- WORK TO COMPLETE: Output the entries word for word. Omit images.

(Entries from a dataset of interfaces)
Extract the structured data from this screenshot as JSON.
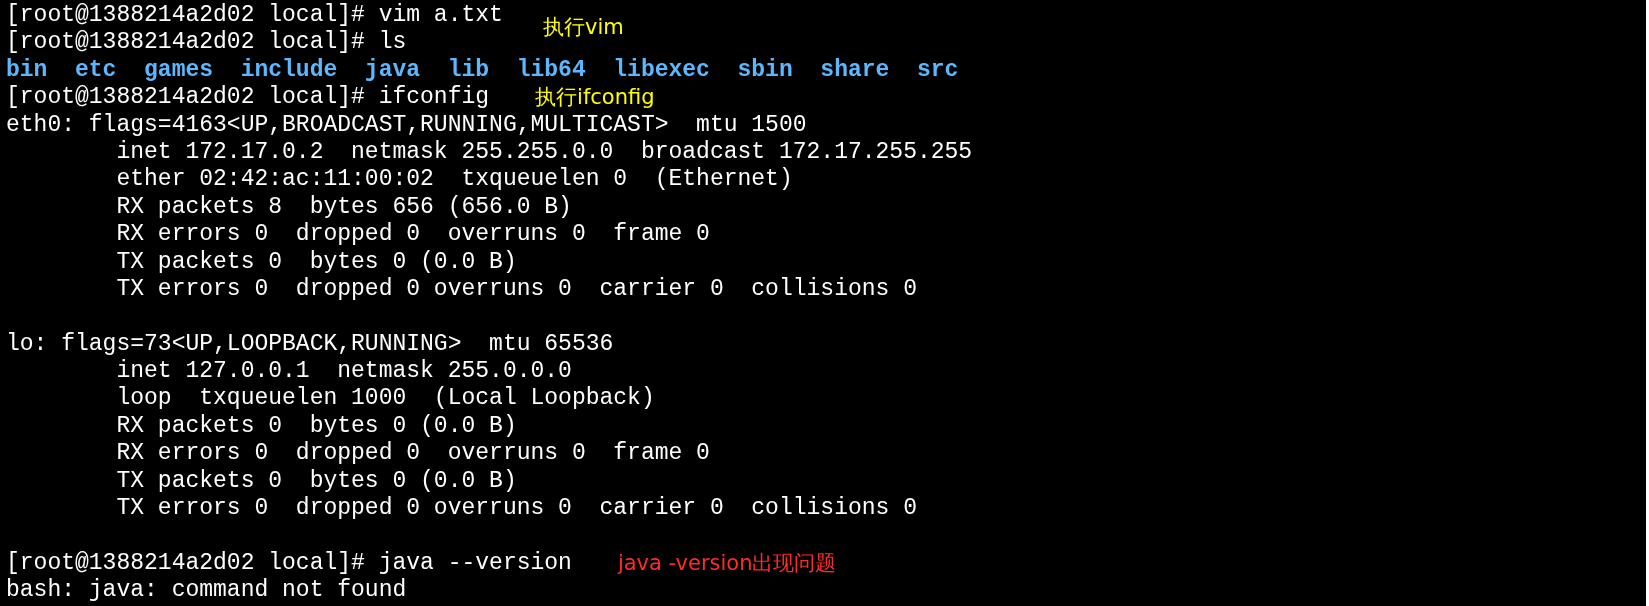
{
  "terminal": {
    "lines": [
      {
        "kind": "prompt",
        "prompt": "[root@1388214a2d02 local]#",
        "command": "vim a.txt",
        "note": {
          "text": "执行vim",
          "color": "#ffff00",
          "kind": "below"
        }
      },
      {
        "kind": "prompt",
        "prompt": "[root@1388214a2d02 local]#",
        "command": "ls"
      },
      {
        "kind": "listing",
        "entries": [
          "bin",
          "etc",
          "games",
          "include",
          "java",
          "lib",
          "lib64",
          "libexec",
          "sbin",
          "share",
          "src"
        ]
      },
      {
        "kind": "prompt",
        "prompt": "[root@1388214a2d02 local]#",
        "command": "ifconfig",
        "note": {
          "text": "执行ifconfig",
          "color": "#ffff00",
          "kind": "inline"
        }
      },
      {
        "kind": "output",
        "text": "eth0: flags=4163<UP,BROADCAST,RUNNING,MULTICAST>  mtu 1500"
      },
      {
        "kind": "output",
        "text": "        inet 172.17.0.2  netmask 255.255.0.0  broadcast 172.17.255.255"
      },
      {
        "kind": "output",
        "text": "        ether 02:42:ac:11:00:02  txqueuelen 0  (Ethernet)"
      },
      {
        "kind": "output",
        "text": "        RX packets 8  bytes 656 (656.0 B)"
      },
      {
        "kind": "output",
        "text": "        RX errors 0  dropped 0  overruns 0  frame 0"
      },
      {
        "kind": "output",
        "text": "        TX packets 0  bytes 0 (0.0 B)"
      },
      {
        "kind": "output",
        "text": "        TX errors 0  dropped 0 overruns 0  carrier 0  collisions 0"
      },
      {
        "kind": "blank"
      },
      {
        "kind": "output",
        "text": "lo: flags=73<UP,LOOPBACK,RUNNING>  mtu 65536"
      },
      {
        "kind": "output",
        "text": "        inet 127.0.0.1  netmask 255.0.0.0"
      },
      {
        "kind": "output",
        "text": "        loop  txqueuelen 1000  (Local Loopback)"
      },
      {
        "kind": "output",
        "text": "        RX packets 0  bytes 0 (0.0 B)"
      },
      {
        "kind": "output",
        "text": "        RX errors 0  dropped 0  overruns 0  frame 0"
      },
      {
        "kind": "output",
        "text": "        TX packets 0  bytes 0 (0.0 B)"
      },
      {
        "kind": "output",
        "text": "        TX errors 0  dropped 0 overruns 0  carrier 0  collisions 0"
      },
      {
        "kind": "blank"
      },
      {
        "kind": "prompt",
        "prompt": "[root@1388214a2d02 local]#",
        "command": "java --version",
        "note": {
          "text": "java -version出现问题",
          "color": "#ff2a2a",
          "kind": "inline"
        }
      },
      {
        "kind": "output",
        "text": "bash: java: command not found"
      }
    ]
  }
}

- FINAL ANSWER:
Extract the structured data from this screenshot as JSON.
{
  "terminal": {
    "lines": [
      {
        "kind": "prompt",
        "prompt": "[root@1388214a2d02 local]#",
        "command": "vim a.txt",
        "note": {
          "text": "执行vim",
          "color": "#ffff00",
          "kind": "below"
        }
      },
      {
        "kind": "prompt",
        "prompt": "[root@1388214a2d02 local]#",
        "command": "ls"
      },
      {
        "kind": "listing",
        "entries": [
          "bin",
          "etc",
          "games",
          "include",
          "java",
          "lib",
          "lib64",
          "libexec",
          "sbin",
          "share",
          "src"
        ]
      },
      {
        "kind": "prompt",
        "prompt": "[root@1388214a2d02 local]#",
        "command": "ifconfig",
        "note": {
          "text": "执行ifconfig",
          "color": "#ffff00",
          "kind": "inline"
        }
      },
      {
        "kind": "output",
        "text": "eth0: flags=4163<UP,BROADCAST,RUNNING,MULTICAST>  mtu 1500"
      },
      {
        "kind": "output",
        "text": "        inet 172.17.0.2  netmask 255.255.0.0  broadcast 172.17.255.255"
      },
      {
        "kind": "output",
        "text": "        ether 02:42:ac:11:00:02  txqueuelen 0  (Ethernet)"
      },
      {
        "kind": "output",
        "text": "        RX packets 8  bytes 656 (656.0 B)"
      },
      {
        "kind": "output",
        "text": "        RX errors 0  dropped 0  overruns 0  frame 0"
      },
      {
        "kind": "output",
        "text": "        TX packets 0  bytes 0 (0.0 B)"
      },
      {
        "kind": "output",
        "text": "        TX errors 0  dropped 0 overruns 0  carrier 0  collisions 0"
      },
      {
        "kind": "blank"
      },
      {
        "kind": "output",
        "text": "lo: flags=73<UP,LOOPBACK,RUNNING>  mtu 65536"
      },
      {
        "kind": "output",
        "text": "        inet 127.0.0.1  netmask 255.0.0.0"
      },
      {
        "kind": "output",
        "text": "        loop  txqueuelen 1000  (Local Loopback)"
      },
      {
        "kind": "output",
        "text": "        RX packets 0  bytes 0 (0.0 B)"
      },
      {
        "kind": "output",
        "text": "        RX errors 0  dropped 0  overruns 0  frame 0"
      },
      {
        "kind": "output",
        "text": "        TX packets 0  bytes 0 (0.0 B)"
      },
      {
        "kind": "output",
        "text": "        TX errors 0  dropped 0 overruns 0  carrier 0  collisions 0"
      },
      {
        "kind": "blank"
      },
      {
        "kind": "prompt",
        "prompt": "[root@1388214a2d02 local]#",
        "command": "java --version",
        "note": {
          "text": "java -version出现问题",
          "color": "#ff2a2a",
          "kind": "inline"
        }
      },
      {
        "kind": "output",
        "text": "bash: java: command not found"
      }
    ]
  }
}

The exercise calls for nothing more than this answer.